_TASK DETAILS_
Please say how many lines in the records below contain the word "techglobal". Give only the number.

_RECORDED INFORMATION_
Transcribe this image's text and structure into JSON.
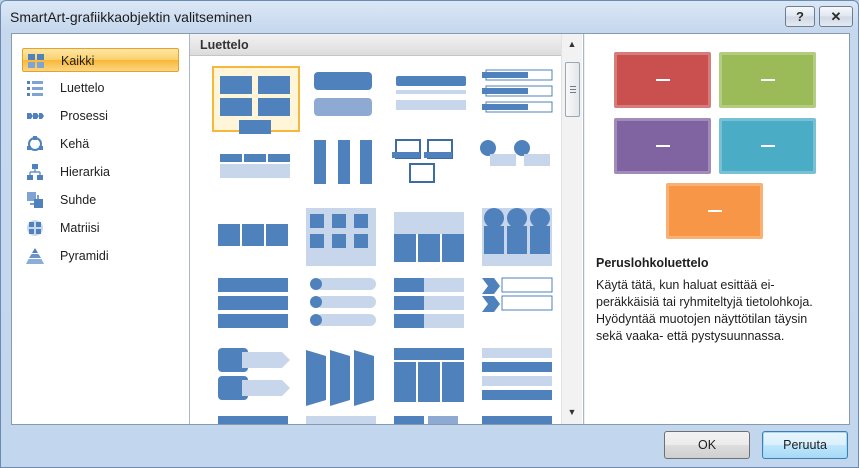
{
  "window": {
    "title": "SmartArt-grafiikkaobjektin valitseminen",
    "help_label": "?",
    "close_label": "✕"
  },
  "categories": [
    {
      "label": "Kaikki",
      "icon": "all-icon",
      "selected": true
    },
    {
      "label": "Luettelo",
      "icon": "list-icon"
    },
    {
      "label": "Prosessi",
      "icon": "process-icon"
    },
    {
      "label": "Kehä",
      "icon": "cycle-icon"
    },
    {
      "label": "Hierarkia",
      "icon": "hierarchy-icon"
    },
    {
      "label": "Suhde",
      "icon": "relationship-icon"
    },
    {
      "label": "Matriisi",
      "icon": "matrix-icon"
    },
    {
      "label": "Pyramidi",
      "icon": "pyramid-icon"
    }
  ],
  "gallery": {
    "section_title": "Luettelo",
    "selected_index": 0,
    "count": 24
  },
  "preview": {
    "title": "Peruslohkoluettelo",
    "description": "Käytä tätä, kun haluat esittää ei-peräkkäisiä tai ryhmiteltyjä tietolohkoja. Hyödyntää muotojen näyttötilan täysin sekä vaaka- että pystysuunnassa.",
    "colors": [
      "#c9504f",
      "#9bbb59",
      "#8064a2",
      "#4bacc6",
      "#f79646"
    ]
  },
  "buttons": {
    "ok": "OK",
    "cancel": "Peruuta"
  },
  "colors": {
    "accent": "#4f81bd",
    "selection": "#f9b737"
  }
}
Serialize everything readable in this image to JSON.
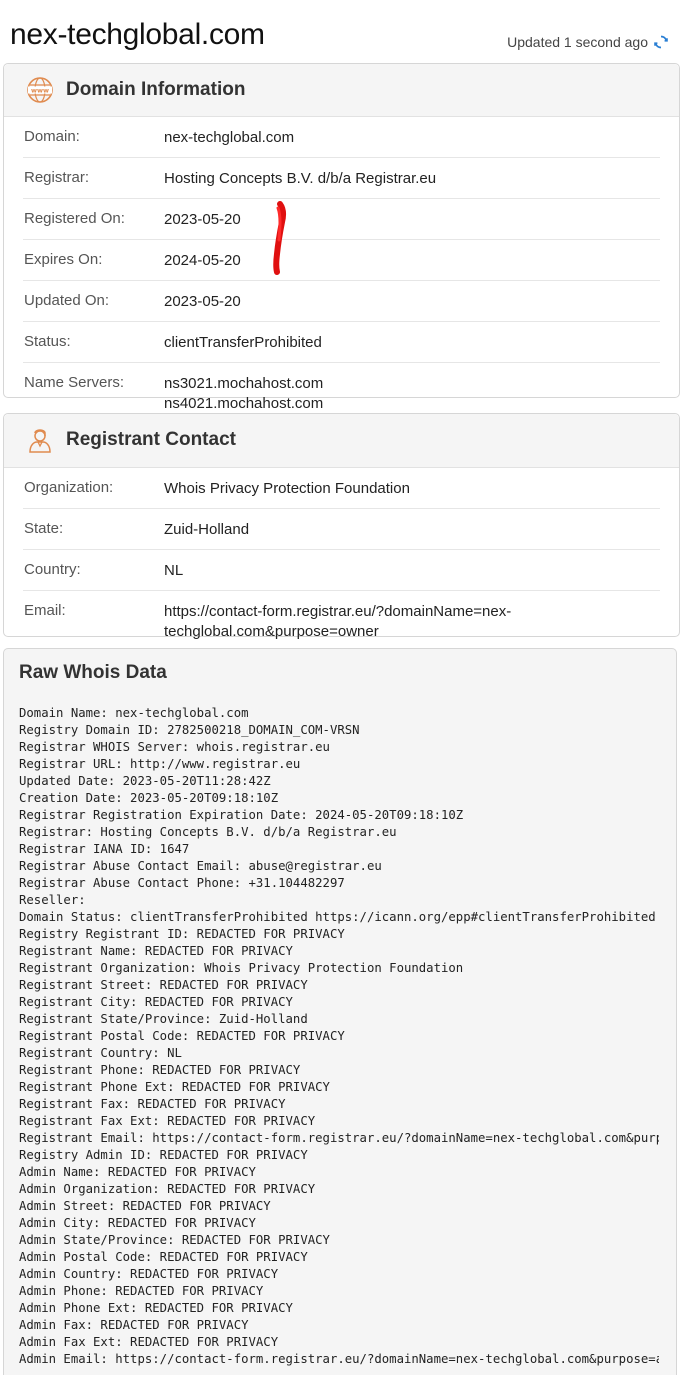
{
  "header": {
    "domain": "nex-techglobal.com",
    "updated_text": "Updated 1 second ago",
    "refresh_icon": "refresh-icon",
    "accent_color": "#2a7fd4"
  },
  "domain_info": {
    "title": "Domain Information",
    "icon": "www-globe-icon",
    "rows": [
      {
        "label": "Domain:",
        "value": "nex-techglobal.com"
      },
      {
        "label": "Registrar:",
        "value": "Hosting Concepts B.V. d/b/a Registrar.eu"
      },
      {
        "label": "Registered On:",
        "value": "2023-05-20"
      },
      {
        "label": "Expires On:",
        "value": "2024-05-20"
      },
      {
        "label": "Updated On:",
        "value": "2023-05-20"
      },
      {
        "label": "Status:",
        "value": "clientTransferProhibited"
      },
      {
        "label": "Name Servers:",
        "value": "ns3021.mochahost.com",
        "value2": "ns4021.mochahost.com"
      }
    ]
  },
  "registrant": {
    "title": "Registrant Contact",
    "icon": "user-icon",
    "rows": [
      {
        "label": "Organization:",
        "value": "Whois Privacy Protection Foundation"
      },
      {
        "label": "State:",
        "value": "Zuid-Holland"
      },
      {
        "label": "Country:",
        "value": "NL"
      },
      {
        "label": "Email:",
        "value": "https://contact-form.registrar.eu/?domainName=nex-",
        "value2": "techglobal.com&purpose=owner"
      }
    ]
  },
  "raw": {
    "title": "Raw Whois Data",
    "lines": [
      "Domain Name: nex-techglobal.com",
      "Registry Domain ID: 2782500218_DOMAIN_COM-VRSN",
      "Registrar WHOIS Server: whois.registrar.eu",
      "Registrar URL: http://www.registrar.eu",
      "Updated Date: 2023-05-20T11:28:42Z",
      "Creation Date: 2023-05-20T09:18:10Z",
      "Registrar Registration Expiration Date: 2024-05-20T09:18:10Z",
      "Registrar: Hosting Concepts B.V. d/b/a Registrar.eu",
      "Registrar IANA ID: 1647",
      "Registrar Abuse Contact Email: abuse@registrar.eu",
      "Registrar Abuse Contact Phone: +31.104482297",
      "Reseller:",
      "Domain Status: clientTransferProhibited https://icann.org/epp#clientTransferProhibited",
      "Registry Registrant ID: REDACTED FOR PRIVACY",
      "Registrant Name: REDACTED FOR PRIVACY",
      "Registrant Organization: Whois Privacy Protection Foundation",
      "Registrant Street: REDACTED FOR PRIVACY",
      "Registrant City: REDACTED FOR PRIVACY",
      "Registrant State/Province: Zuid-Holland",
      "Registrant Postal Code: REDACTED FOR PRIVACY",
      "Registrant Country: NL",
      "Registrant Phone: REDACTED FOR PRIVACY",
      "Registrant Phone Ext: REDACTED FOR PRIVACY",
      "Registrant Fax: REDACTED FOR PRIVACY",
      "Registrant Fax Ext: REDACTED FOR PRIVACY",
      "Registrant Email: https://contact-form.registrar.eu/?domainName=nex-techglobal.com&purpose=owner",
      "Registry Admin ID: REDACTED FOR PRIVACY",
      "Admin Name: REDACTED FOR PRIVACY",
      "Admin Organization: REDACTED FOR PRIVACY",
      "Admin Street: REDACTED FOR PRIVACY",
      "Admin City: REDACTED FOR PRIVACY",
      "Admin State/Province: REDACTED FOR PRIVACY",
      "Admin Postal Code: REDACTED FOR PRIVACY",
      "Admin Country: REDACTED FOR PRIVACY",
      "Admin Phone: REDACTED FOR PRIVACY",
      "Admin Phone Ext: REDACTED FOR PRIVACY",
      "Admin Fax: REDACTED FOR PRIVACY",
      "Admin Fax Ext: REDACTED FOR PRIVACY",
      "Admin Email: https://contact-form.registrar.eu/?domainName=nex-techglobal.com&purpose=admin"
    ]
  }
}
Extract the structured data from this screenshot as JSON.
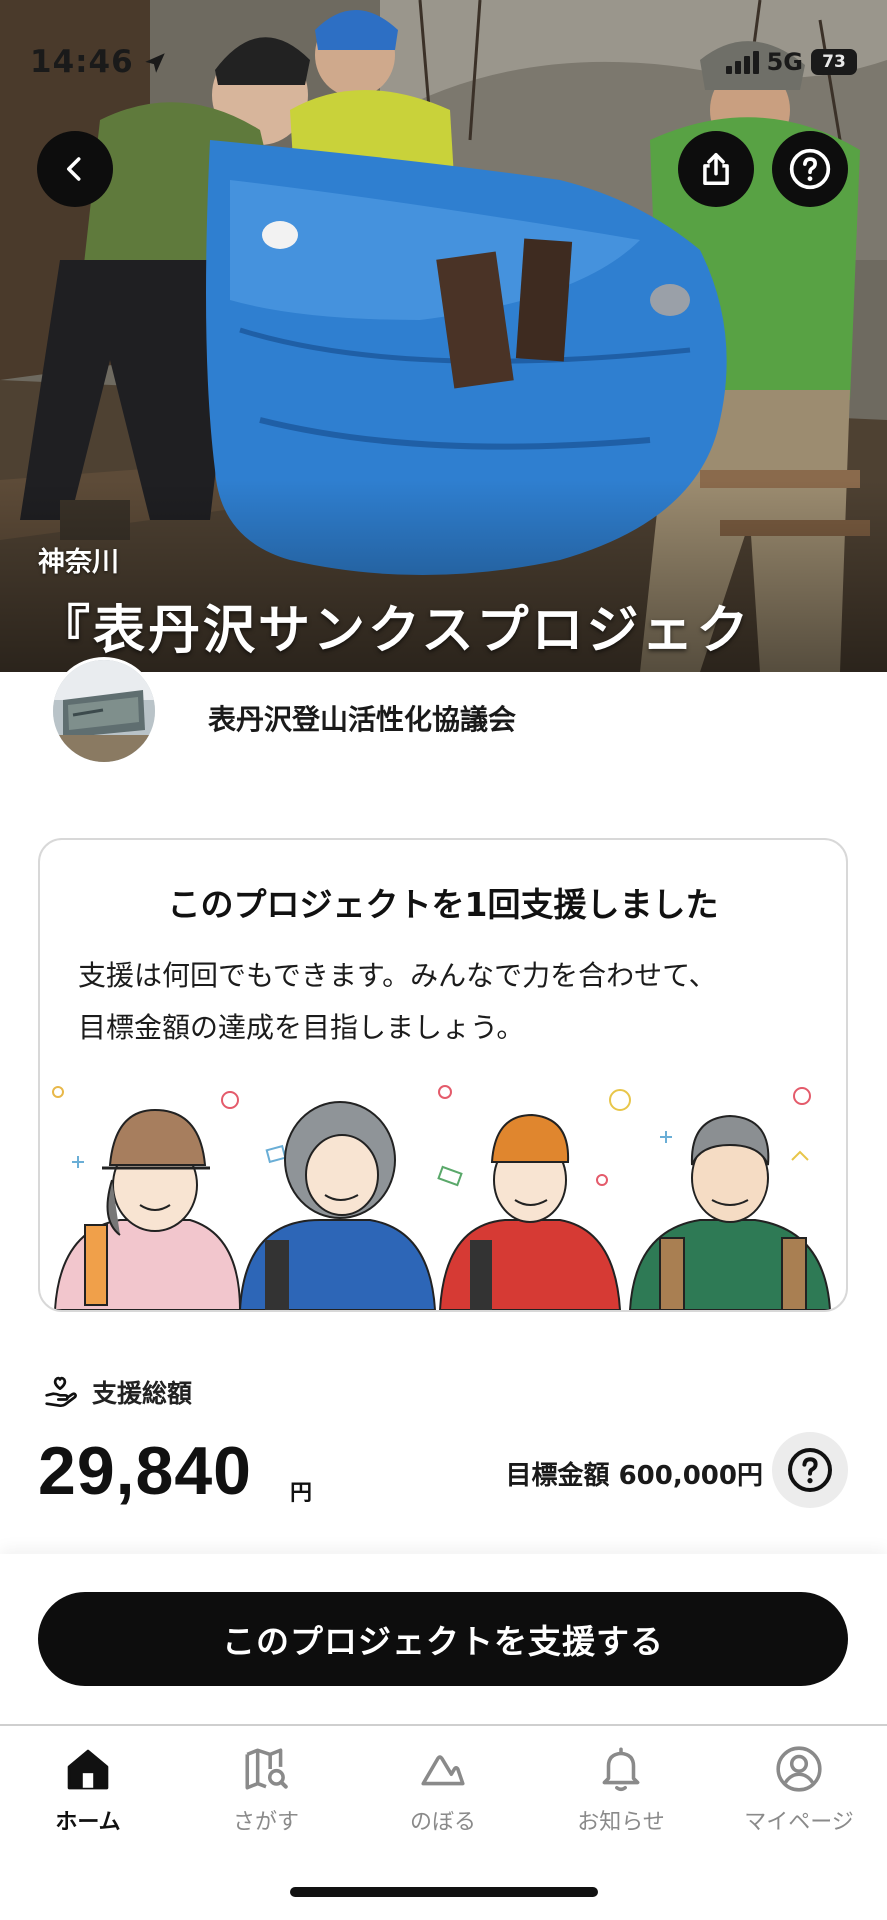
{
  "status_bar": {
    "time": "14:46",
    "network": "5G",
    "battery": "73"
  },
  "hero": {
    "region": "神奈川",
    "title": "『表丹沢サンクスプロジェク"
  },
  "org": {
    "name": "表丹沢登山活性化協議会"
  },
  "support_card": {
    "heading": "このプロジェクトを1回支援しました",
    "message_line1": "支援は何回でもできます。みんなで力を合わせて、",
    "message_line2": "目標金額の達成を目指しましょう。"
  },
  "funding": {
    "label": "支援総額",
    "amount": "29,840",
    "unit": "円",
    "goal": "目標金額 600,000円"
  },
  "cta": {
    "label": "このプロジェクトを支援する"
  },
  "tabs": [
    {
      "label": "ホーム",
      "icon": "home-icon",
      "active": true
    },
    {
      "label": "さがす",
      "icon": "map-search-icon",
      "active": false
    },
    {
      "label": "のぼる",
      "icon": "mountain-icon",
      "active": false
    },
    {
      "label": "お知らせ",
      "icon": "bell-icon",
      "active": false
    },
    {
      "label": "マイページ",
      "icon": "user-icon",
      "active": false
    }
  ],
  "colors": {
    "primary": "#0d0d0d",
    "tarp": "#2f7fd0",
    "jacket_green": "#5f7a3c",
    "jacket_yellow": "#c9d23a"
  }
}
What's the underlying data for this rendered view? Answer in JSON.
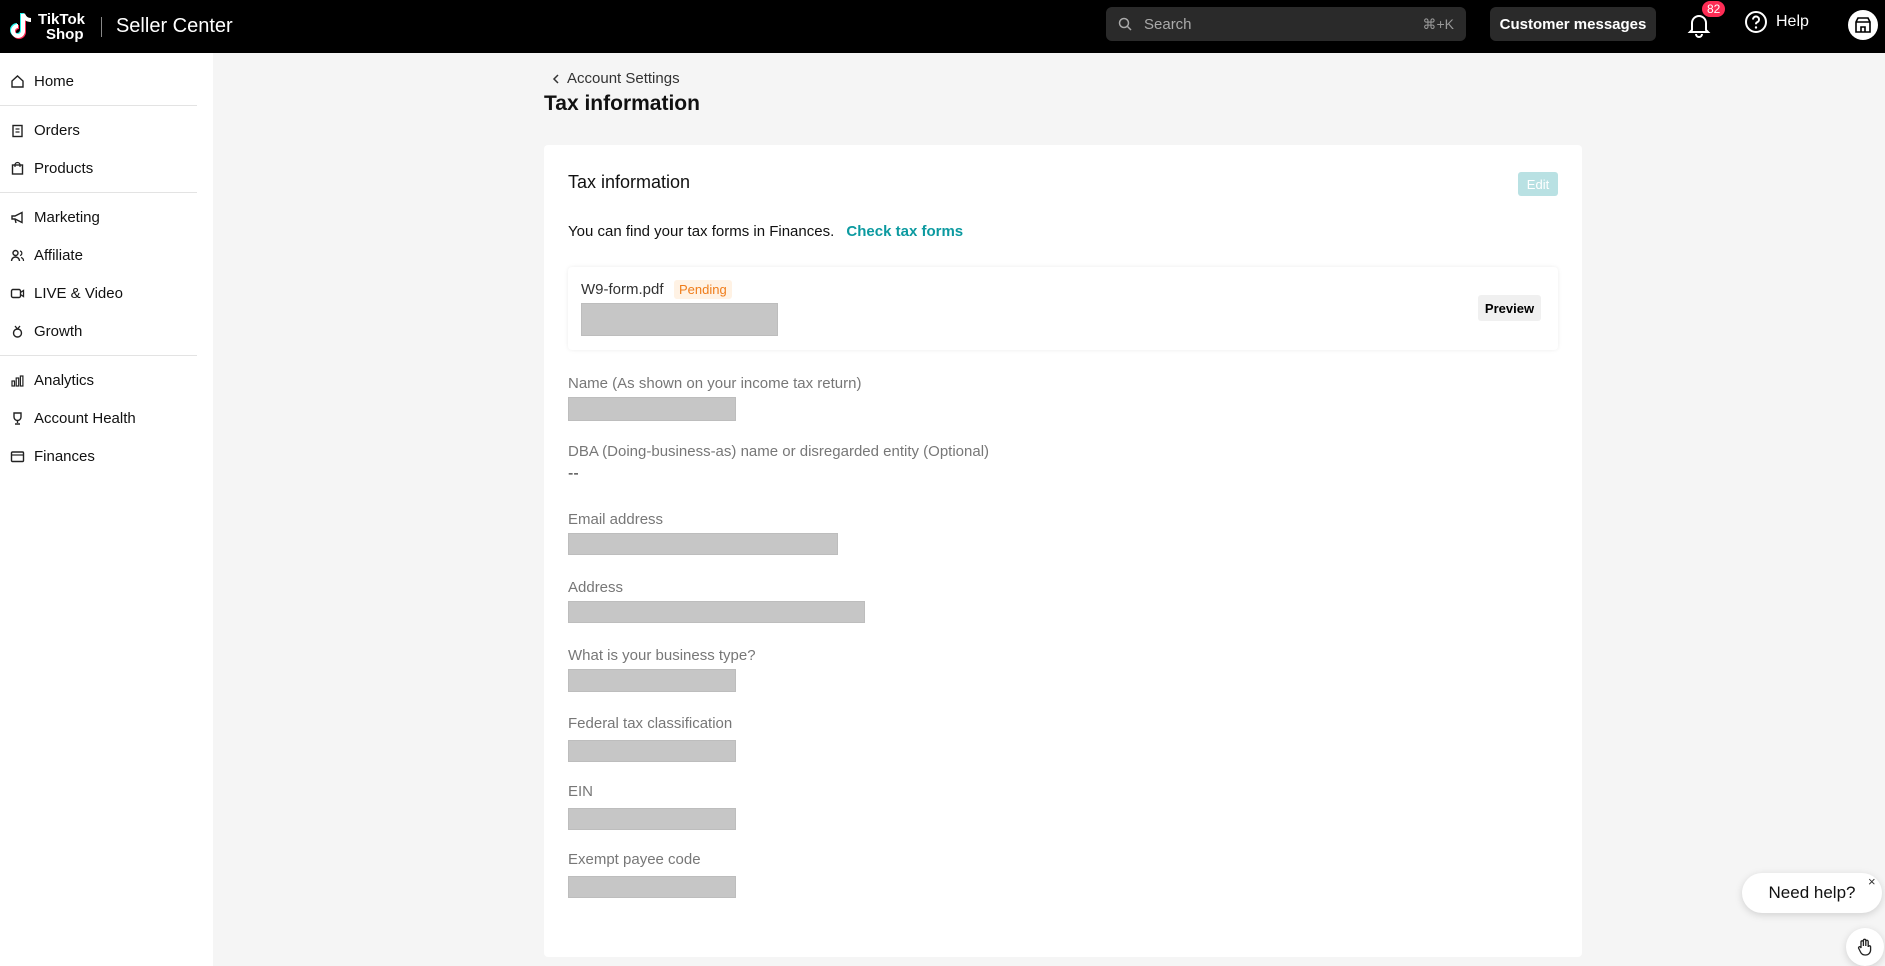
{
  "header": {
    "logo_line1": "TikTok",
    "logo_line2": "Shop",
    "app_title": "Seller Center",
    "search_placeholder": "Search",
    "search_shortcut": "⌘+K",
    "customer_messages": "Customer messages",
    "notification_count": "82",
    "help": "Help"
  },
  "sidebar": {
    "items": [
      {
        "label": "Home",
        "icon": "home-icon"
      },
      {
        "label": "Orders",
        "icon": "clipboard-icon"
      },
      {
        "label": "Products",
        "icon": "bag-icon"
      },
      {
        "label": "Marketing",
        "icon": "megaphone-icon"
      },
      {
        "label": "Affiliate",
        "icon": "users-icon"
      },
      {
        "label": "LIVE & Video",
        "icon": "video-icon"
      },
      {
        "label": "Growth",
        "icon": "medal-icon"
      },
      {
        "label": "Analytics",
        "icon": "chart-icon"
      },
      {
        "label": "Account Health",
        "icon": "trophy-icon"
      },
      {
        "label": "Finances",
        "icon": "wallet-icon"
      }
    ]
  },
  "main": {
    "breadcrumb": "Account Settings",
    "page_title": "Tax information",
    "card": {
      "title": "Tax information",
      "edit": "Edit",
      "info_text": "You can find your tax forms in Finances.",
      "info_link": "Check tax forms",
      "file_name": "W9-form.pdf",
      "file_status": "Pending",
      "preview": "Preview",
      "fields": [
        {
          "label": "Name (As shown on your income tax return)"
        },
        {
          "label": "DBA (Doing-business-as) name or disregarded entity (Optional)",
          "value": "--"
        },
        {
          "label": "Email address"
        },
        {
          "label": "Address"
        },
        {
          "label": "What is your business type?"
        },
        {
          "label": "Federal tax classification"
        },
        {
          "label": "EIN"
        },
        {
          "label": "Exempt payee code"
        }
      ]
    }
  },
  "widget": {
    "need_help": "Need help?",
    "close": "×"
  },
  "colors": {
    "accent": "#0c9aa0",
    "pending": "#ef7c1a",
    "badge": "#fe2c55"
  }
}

_WRITTEN ANSWER_
6